Genre: Historical fiction
Winner of Canada Reads 2009, The Commonwealth Writers’ Prize
This is the book of conversation this month for the new CBC Book Club, it’s no wonder why this book was selected since it did win Canada Reads 2009. This was the book that I said would win the competition before it even began. I knew it would win because it entered the competition with lots of literary cred because it was already the winner of the Commonwealth Prize and it was up for Giller Prize.
Now, I will admit here that I didn’t want to enjoy the book because I like to see the underdog win and I also like to think that part of Canada Reads is to bring people to new novels. But once I started reading the novel I couldn’t help but like it. There are times that I really enjoy this genre but other times I just find it to be too cumbersome. This novel was a great read and I found myself constantly looking forward to what would happen to Aminata next.
The one downside of this particular novel was actually how good Aminata had it while a slave in America. It seemed like, for the most part, he owners were quite good to her. She was taught to read and became rather influential with her second owner. This part made me rather sceptical about the novel but this is a rather minor complaint given the first owner did demean her. I was surprised how well read she became over the course of her years in America. It seemed to me that her time in Nova Scotia was worse than her time in America which I found rather shocking. I had no idea this is what life was like for an African at that time in Canada and even more surprised they helped setup the first colony of free slaves in Africa.
If for nothing else this novel is full of history, with many new insights of the time. I didn’t know where the title came from and had no idea such a document existed. And the idea (I don’t know how factual this part is) that such a document would have been recorded by an African even more shocking.

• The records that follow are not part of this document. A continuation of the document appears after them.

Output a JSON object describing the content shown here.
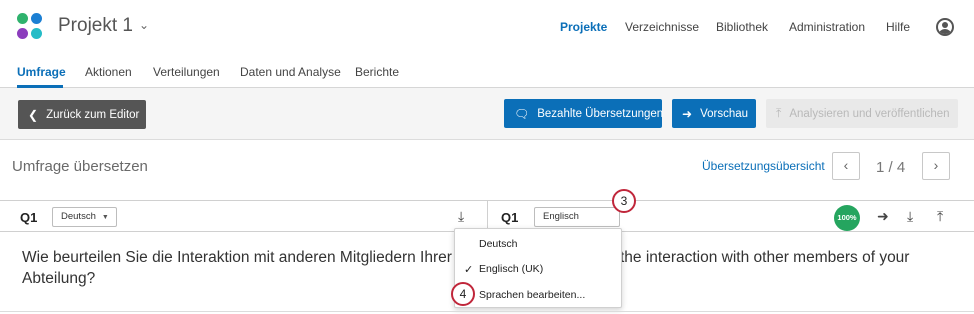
{
  "header": {
    "project_title": "Projekt 1",
    "nav": [
      "Projekte",
      "Verzeichnisse",
      "Bibliothek",
      "Administration",
      "Hilfe"
    ],
    "active_nav": "Projekte",
    "logo_colors": [
      "#2fb26d",
      "#1b7fd3",
      "#8c3dbd",
      "#25bcc7"
    ]
  },
  "tabs": [
    "Umfrage",
    "Aktionen",
    "Verteilungen",
    "Daten und Analyse",
    "Berichte"
  ],
  "active_tab": "Umfrage",
  "toolbar": {
    "back_label": "Zurück zum Editor",
    "paid_translations_label": "Bezahlte Übersetzungen",
    "preview_label": "Vorschau",
    "publish_label": "Analysieren und veröffentlichen"
  },
  "section": {
    "title": "Umfrage übersetzen",
    "overview_link": "Übersetzungsübersicht",
    "pager_text": "1 / 4"
  },
  "question_row": {
    "left_label": "Q1",
    "left_language": "Deutsch",
    "right_label": "Q1",
    "right_language": "Englisch (UK)",
    "progress_badge": "100%"
  },
  "question": {
    "source_text": "Wie beurteilen Sie die Interaktion mit anderen Mitgliedern Ihrer Abteilung?",
    "translation_text": "the interaction with other members of your"
  },
  "dropdown": {
    "options": [
      "Deutsch",
      "Englisch (UK)",
      "Sprachen bearbeiten..."
    ],
    "selected": "Englisch (UK)"
  },
  "callouts": [
    "3",
    "4"
  ],
  "colors": {
    "accent": "#0b6fb8",
    "dark_button": "#555555",
    "badge_green": "#25a55f",
    "callout_red": "#c0263a"
  }
}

The Book of Negroes by Lawrence Hill is a wonderful novel that should not only be read by all Canadians but all people. The novel is full of history and it has the ability to entertain as well which is a great feat the author accomplished. Great novel and if you get the chance to read The Book of Negroes go for it.
Here are others that have reviewed the book, if you’d like to be included in this list feel free to send me an email with a link to your post:
kiss a cloud seem takes a wonderful look at this book.
Beattie’s Book Blog looks at the historical side of this novel.
I didn’t mention in my review that book can found by a different name outside of Canada. If you aren’t from Canada and want to read The Book of Negroes look for Someone Knows My Name.
Readers in the Mist give a great summary of the novel with some thoughts on the book.
Pickle Me This has a great review of this novel.